[Dataset rows for apps and sites]
↓↓↓
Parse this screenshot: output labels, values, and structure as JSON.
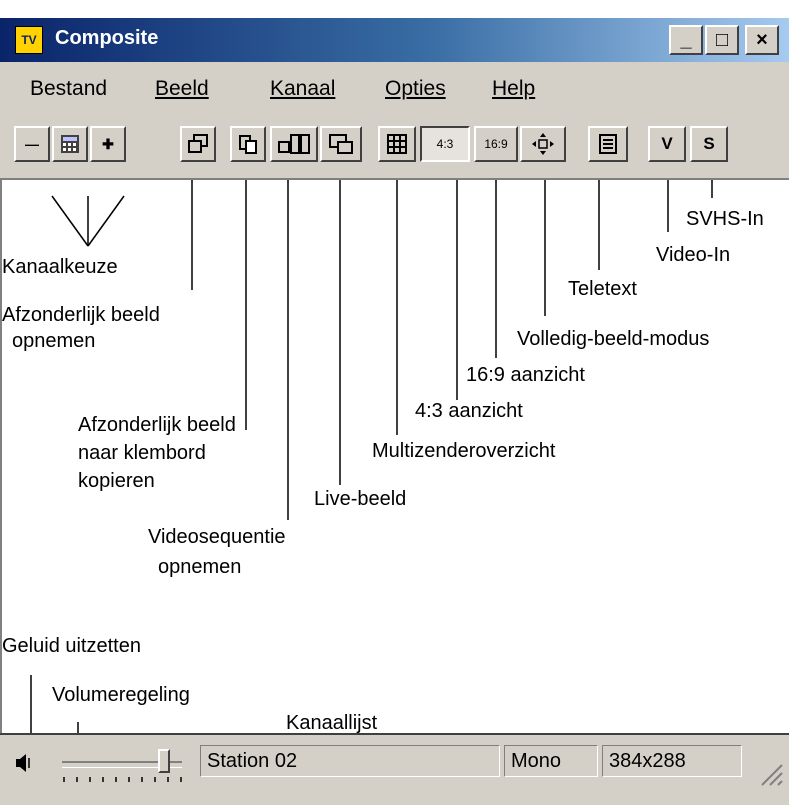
{
  "window": {
    "title": "Composite",
    "icon": "tv-icon"
  },
  "window_controls": {
    "minimize": "_",
    "maximize": "□",
    "close": "×"
  },
  "menu": [
    {
      "label": "Bestand"
    },
    {
      "label": "Beeld"
    },
    {
      "label": "Kanaal"
    },
    {
      "label": "Opties"
    },
    {
      "label": "Help"
    }
  ],
  "toolbar": [
    {
      "label": "—",
      "icon": "channel-down-icon"
    },
    {
      "label": "",
      "icon": "channel-grid-icon"
    },
    {
      "label": "✚",
      "icon": "channel-up-icon"
    },
    {
      "label": "",
      "icon": "capture-frame-icon"
    },
    {
      "label": "",
      "icon": "copy-clipboard-icon"
    },
    {
      "label": "",
      "icon": "record-video-icon"
    },
    {
      "label": "",
      "icon": "live-view-icon"
    },
    {
      "label": "",
      "icon": "multi-channel-grid-icon"
    },
    {
      "label": "4:3",
      "icon": "aspect-4-3-icon"
    },
    {
      "label": "16:9",
      "icon": "aspect-16-9-icon"
    },
    {
      "label": "",
      "icon": "fullscreen-move-icon"
    },
    {
      "label": "",
      "icon": "teletext-icon"
    },
    {
      "label": "V",
      "icon": "video-in-icon"
    },
    {
      "label": "S",
      "icon": "svhs-in-icon"
    }
  ],
  "annotations": {
    "kanaalkeuze": "Kanaalkeuze",
    "afzonderlijk_opnemen_1": "Afzonderlijk beeld",
    "afzonderlijk_opnemen_2": "opnemen",
    "klembord_1": "Afzonderlijk beeld",
    "klembord_2": "naar klembord",
    "klembord_3": "kopieren",
    "videosequentie_1": "Videosequentie",
    "videosequentie_2": "opnemen",
    "live": "Live-beeld",
    "multi": "Multizenderoverzicht",
    "a43": "4:3 aanzicht",
    "a169": "16:9 aanzicht",
    "volledig": "Volledig-beeld-modus",
    "teletext": "Teletext",
    "videoin": "Video-In",
    "svhsin": "SVHS-In",
    "geluid": "Geluid uitzetten",
    "volume": "Volumeregeling",
    "kanaallijst": "Kanaallijst"
  },
  "status": {
    "station": "Station 02",
    "audio": "Mono",
    "resolution": "384x288",
    "volume_level": 0.85
  }
}
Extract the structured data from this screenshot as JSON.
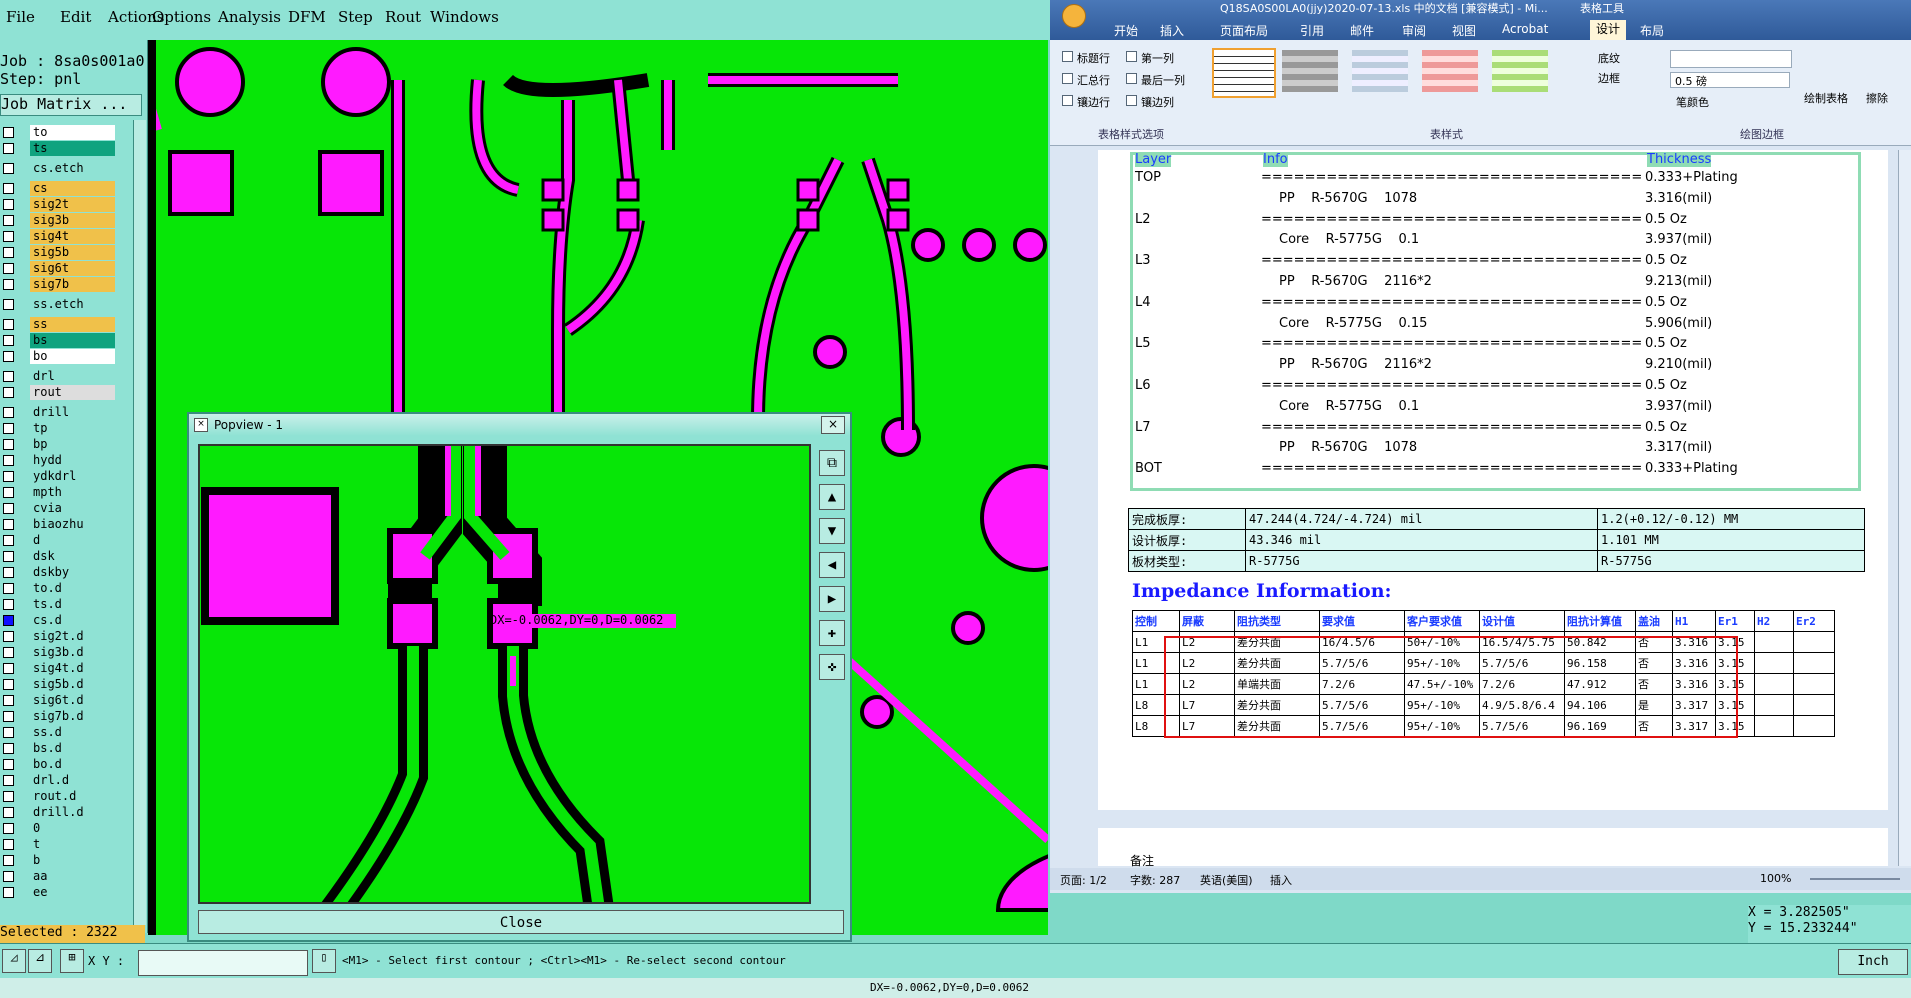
{
  "menubar": [
    "File",
    "Edit",
    "Actions",
    "Options",
    "Analysis",
    "DFM",
    "Step",
    "Rout",
    "Windows"
  ],
  "job": {
    "job_line": "Job : 8sa0s001a0",
    "step_line": "Step: pnl",
    "matrix_btn": "Job Matrix ..."
  },
  "layers": [
    {
      "name": "to",
      "color": "#ffffff"
    },
    {
      "name": "ts",
      "color": "#0fa37f"
    },
    {
      "name": "cs.etch",
      "color": "#8fe2d4"
    },
    {
      "name": "cs",
      "color": "#f0c14a"
    },
    {
      "name": "sig2t",
      "color": "#f0c14a"
    },
    {
      "name": "sig3b",
      "color": "#f0c14a"
    },
    {
      "name": "sig4t",
      "color": "#f0c14a"
    },
    {
      "name": "sig5b",
      "color": "#f0c14a"
    },
    {
      "name": "sig6t",
      "color": "#f0c14a"
    },
    {
      "name": "sig7b",
      "color": "#f0c14a"
    },
    {
      "name": "ss.etch",
      "color": "#8fe2d4"
    },
    {
      "name": "ss",
      "color": "#f0c14a"
    },
    {
      "name": "bs",
      "color": "#0fa37f"
    },
    {
      "name": "bo",
      "color": "#ffffff"
    },
    {
      "name": "drl",
      "color": "#8fe2d4"
    },
    {
      "name": "rout",
      "color": "#dddddd"
    },
    {
      "name": "drill",
      "color": "#8fe2d4"
    },
    {
      "name": "tp",
      "color": "#8fe2d4"
    },
    {
      "name": "bp",
      "color": "#8fe2d4"
    },
    {
      "name": "hydd",
      "color": "#8fe2d4"
    },
    {
      "name": "ydkdrl",
      "color": "#8fe2d4"
    },
    {
      "name": "mpth",
      "color": "#8fe2d4"
    },
    {
      "name": "cvia",
      "color": "#8fe2d4"
    },
    {
      "name": "biaozhu",
      "color": "#8fe2d4"
    },
    {
      "name": "d",
      "color": "#8fe2d4"
    },
    {
      "name": "dsk",
      "color": "#8fe2d4"
    },
    {
      "name": "dskby",
      "color": "#8fe2d4"
    },
    {
      "name": "to.d",
      "color": "#8fe2d4"
    },
    {
      "name": "ts.d",
      "color": "#8fe2d4"
    },
    {
      "name": "cs.d",
      "color": "#8fe2d4"
    },
    {
      "name": "sig2t.d",
      "color": "#8fe2d4"
    },
    {
      "name": "sig3b.d",
      "color": "#8fe2d4"
    },
    {
      "name": "sig4t.d",
      "color": "#8fe2d4"
    },
    {
      "name": "sig5b.d",
      "color": "#8fe2d4"
    },
    {
      "name": "sig6t.d",
      "color": "#8fe2d4"
    },
    {
      "name": "sig7b.d",
      "color": "#8fe2d4"
    },
    {
      "name": "ss.d",
      "color": "#8fe2d4"
    },
    {
      "name": "bs.d",
      "color": "#8fe2d4"
    },
    {
      "name": "bo.d",
      "color": "#8fe2d4"
    },
    {
      "name": "drl.d",
      "color": "#8fe2d4"
    },
    {
      "name": "rout.d",
      "color": "#8fe2d4"
    },
    {
      "name": "drill.d",
      "color": "#8fe2d4"
    },
    {
      "name": "0",
      "color": "#8fe2d4"
    },
    {
      "name": "t",
      "color": "#8fe2d4"
    },
    {
      "name": "b",
      "color": "#8fe2d4"
    },
    {
      "name": "aa",
      "color": "#8fe2d4"
    },
    {
      "name": "ee",
      "color": "#8fe2d4"
    }
  ],
  "selected": "Selected : 2322",
  "popview": {
    "title": "Popview - 1",
    "close": "Close",
    "measure": "DX=-0.0062,DY=0,D=0.0062"
  },
  "word": {
    "title": "Q18SA0S00LA0(jjy)2020-07-13.xls 中的文档 [兼容模式] - Mi...",
    "context_tab": "表格工具",
    "tabs": [
      "开始",
      "插入",
      "页面布局",
      "引用",
      "邮件",
      "审阅",
      "视图",
      "Acrobat",
      "设计",
      "布局"
    ],
    "checkboxes": [
      "标题行",
      "第一列",
      "汇总行",
      "最后一列",
      "镶边行",
      "镶边列"
    ],
    "groups": [
      "表格样式选项",
      "表样式",
      "绘图边框"
    ],
    "shading": "底纹",
    "borders": "边框",
    "pen_weight": "0.5 磅",
    "pen_color": "笔颜色",
    "draw_table": "绘制表格",
    "eraser": "擦除",
    "stack_header": [
      "Layer",
      "Info",
      "Thickness"
    ],
    "stack": [
      [
        "TOP",
        "===================================",
        "0.333+Plating"
      ],
      [
        "",
        "PP    R-5670G    1078",
        "3.316(mil)"
      ],
      [
        "L2",
        "===================================",
        "0.5 Oz"
      ],
      [
        "",
        "Core    R-5775G    0.1",
        "3.937(mil)"
      ],
      [
        "L3",
        "===================================",
        "0.5 Oz"
      ],
      [
        "",
        "PP    R-5670G    2116*2",
        "9.213(mil)"
      ],
      [
        "L4",
        "===================================",
        "0.5 Oz"
      ],
      [
        "",
        "Core    R-5775G    0.15",
        "5.906(mil)"
      ],
      [
        "L5",
        "===================================",
        "0.5 Oz"
      ],
      [
        "",
        "PP    R-5670G    2116*2",
        "9.210(mil)"
      ],
      [
        "L6",
        "===================================",
        "0.5 Oz"
      ],
      [
        "",
        "Core    R-5775G    0.1",
        "3.937(mil)"
      ],
      [
        "L7",
        "===================================",
        "0.5 Oz"
      ],
      [
        "",
        "PP    R-5670G    1078",
        "3.317(mil)"
      ],
      [
        "BOT",
        "===================================",
        "0.333+Plating"
      ]
    ],
    "summary": [
      [
        "完成板厚:",
        "47.244(4.724/-4.724) mil",
        "1.2(+0.12/-0.12) MM"
      ],
      [
        "设计板厚:",
        "43.346 mil",
        "1.101 MM"
      ],
      [
        "板材类型:",
        "R-5775G",
        "R-5775G"
      ]
    ],
    "impedance_title": "Impedance Information:",
    "imp_header": [
      "控制",
      "屏蔽",
      "阻抗类型",
      "要求值",
      "客户要求值",
      "设计值",
      "阻抗计算值",
      "盖油",
      "H1",
      "Er1",
      "H2",
      "Er2"
    ],
    "imp_rows": [
      [
        "L1",
        "L2",
        "差分共面",
        "16/4.5/6",
        "50+/-10%",
        "16.5/4/5.75",
        "50.842",
        "否",
        "3.316",
        "3.15",
        "",
        ""
      ],
      [
        "L1",
        "L2",
        "差分共面",
        "5.7/5/6",
        "95+/-10%",
        "5.7/5/6",
        "96.158",
        "否",
        "3.316",
        "3.15",
        "",
        ""
      ],
      [
        "L1",
        "L2",
        "单端共面",
        "7.2/6",
        "47.5+/-10%",
        "7.2/6",
        "47.912",
        "否",
        "3.316",
        "3.15",
        "",
        ""
      ],
      [
        "L8",
        "L7",
        "差分共面",
        "5.7/5/6",
        "95+/-10%",
        "4.9/5.8/6.4",
        "94.106",
        "是",
        "3.317",
        "3.15",
        "",
        ""
      ],
      [
        "L8",
        "L7",
        "差分共面",
        "5.7/5/6",
        "95+/-10%",
        "5.7/5/6",
        "96.169",
        "否",
        "3.317",
        "3.15",
        "",
        ""
      ]
    ],
    "next_page": "备注",
    "status": [
      "页面: 1/2",
      "字数: 287",
      "英语(美国)",
      "插入"
    ],
    "zoom": "100%"
  },
  "coords": {
    "x": "X = 3.282505\"",
    "y": "Y = 15.233244\""
  },
  "cmd": {
    "xy_label": "X Y :",
    "xy_value": "",
    "prompt": "<M1> - Select first contour ; <Ctrl><M1> - Re-select second contour",
    "units": "Inch"
  },
  "footer": "DX=-0.0062,DY=0,D=0.0062"
}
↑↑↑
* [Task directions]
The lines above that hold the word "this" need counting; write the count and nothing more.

* [Exercise output]
2